But these companies are responsive to many groups, and just because their stances don’t directly affect revenue and profits, that doesn’t mean these aren’t business decisions. Corporations are balancing the demands of shareholders, customers, and employees, as well as the positions of their own executives, who in some cases are genuinely angry about issues such as racial justice and want to use their platform to make a difference. In the case of MLB, Jake Tapper reports that executives were worried that some baseball players would have boycotted the game and others wouldn’t have. The game would have become a political sore anyway, and yanking it quickly was a way of cauterizing the wound. Companies may also calculate that the long-term costs of being on the wrong side of social-justice issues, or the wrong side of an ascendant liberal, diverse population, outweigh the short-term risks of Republican backlash and boycotts.

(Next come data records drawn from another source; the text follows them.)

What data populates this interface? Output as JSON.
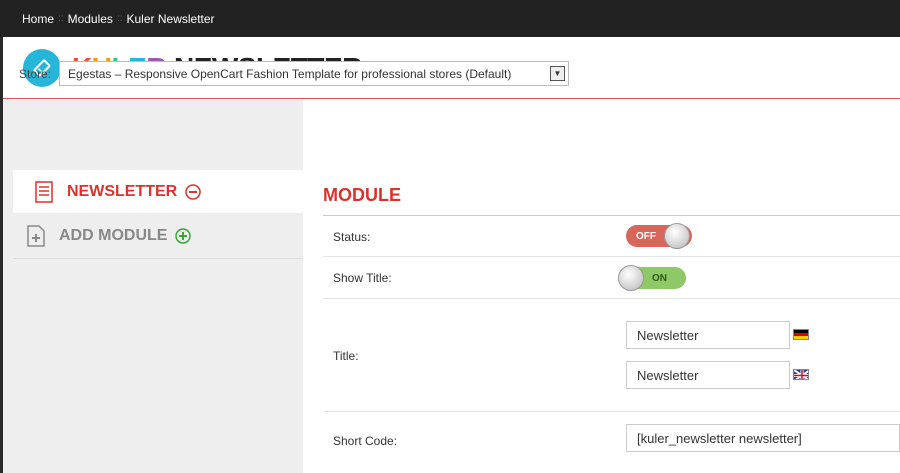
{
  "breadcrumb": {
    "items": [
      "Home",
      "Modules",
      "Kuler Newsletter"
    ],
    "separator": "::"
  },
  "header": {
    "brand_prefix": [
      "K",
      "U",
      "L",
      "E",
      "R"
    ],
    "brand_rest": "NEWSLETTER",
    "logo_icon": "ticket-icon"
  },
  "store": {
    "label": "Store:",
    "value": "Egestas – Responsive OpenCart Fashion Template for professional stores (Default)"
  },
  "sidebar": {
    "active_tab": "NEWSLETTER",
    "add_tab": "ADD MODULE"
  },
  "module": {
    "title": "MODULE",
    "status_label": "Status:",
    "status_value": "OFF",
    "show_title_label": "Show Title:",
    "show_title_value": "ON",
    "title_label": "Title:",
    "title_values": [
      "Newsletter",
      "Newsletter"
    ],
    "title_flags": [
      "de-flag-icon",
      "gb-flag-icon"
    ],
    "short_code_label": "Short Code:",
    "short_code_value": "[kuler_newsletter newsletter]"
  },
  "colors": {
    "accent": "#d9342b",
    "logo": "#27b6d9",
    "on": "#8fc866",
    "off": "#d9665a"
  }
}
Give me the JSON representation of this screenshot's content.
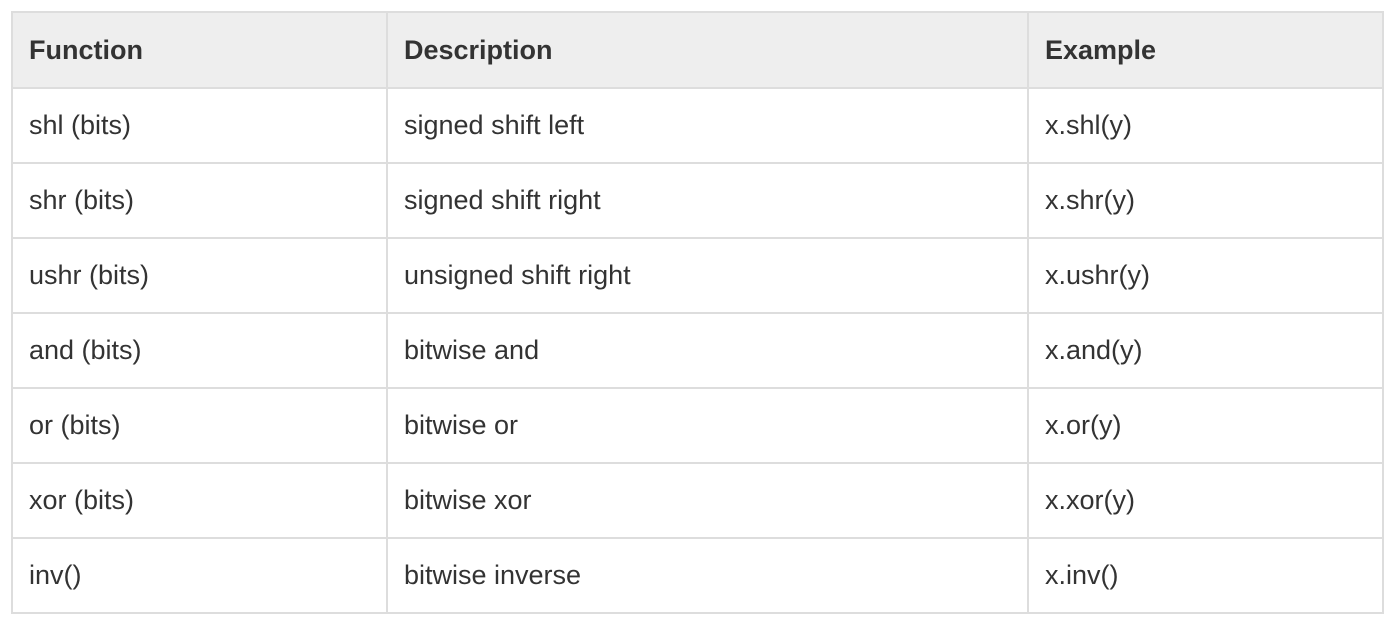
{
  "headers": [
    "Function",
    "Description",
    "Example"
  ],
  "rows": [
    [
      "shl (bits)",
      "signed shift left",
      "x.shl(y)"
    ],
    [
      "shr (bits)",
      "signed shift right",
      "x.shr(y)"
    ],
    [
      "ushr (bits)",
      "unsigned shift right",
      "x.ushr(y)"
    ],
    [
      "and (bits)",
      "bitwise and",
      "x.and(y)"
    ],
    [
      "or (bits)",
      "bitwise or",
      "x.or(y)"
    ],
    [
      "xor (bits)",
      "bitwise xor",
      "x.xor(y)"
    ],
    [
      "inv()",
      "bitwise inverse",
      "x.inv()"
    ]
  ]
}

In short, what McConnell calls “blackmail” is just free enterprise at work. These companies may or may not be acting in their long-term best interests—corporations make mistaken bets about the future all the time—but they are acting rationally. The minority leader is realizing that the deal Republicans had with big corporations wasn’t personal; it was just business. A tax break can buy you a lot of things, but it doesn’t buy love.

In taking these stances on big social issues, these corporations are acting in a majoritarian manner. But no one should conclude that they are progressive. Even as big business enters into a temporary alliance with Democrats on voting rights, many of its captains are fighting back against the plan President Joe Biden announced Wednesday to raise corporate tax rates. The Chamber of Commerce, despite applauding Democratic infrastructure-spending ideas, is aghast at the idea that its members should help pay for them. Companies that announced plans to suspend donations to politicians who backed the Trump coup, or to forgo political donations altogether, have quietly begun slinking back.

Still, big business does risk ending up estranged from both parties. Most Democratic politicians are just as happy to take corporate money as Republicans, but the party as a whole is perhaps less likely to see corporations as natural, permanent allies. If even so pragmatic and canny an operator as McConnell can speak in anger at business, the current rift with the GOP could leave lingering distrust, even as the two sides once again find common cause on issues such as taxes and regulation. Senator Marco Rubio of Florida endorsed a union drive at an Amazon warehouse in Alabama (though partly for trollish reasons), and he more recently asked on Twitter, “Why are we still listening to these woke corporate hypocrites on taxes, regulations & anti-trust?”

American government would probably be healthier if more politicians asked—for whatever reason—why they are so willing to accept corporations’ arguments on taxes, regulation, and antitrust. Corporations may be people, my friends. But corporations are not friends, people.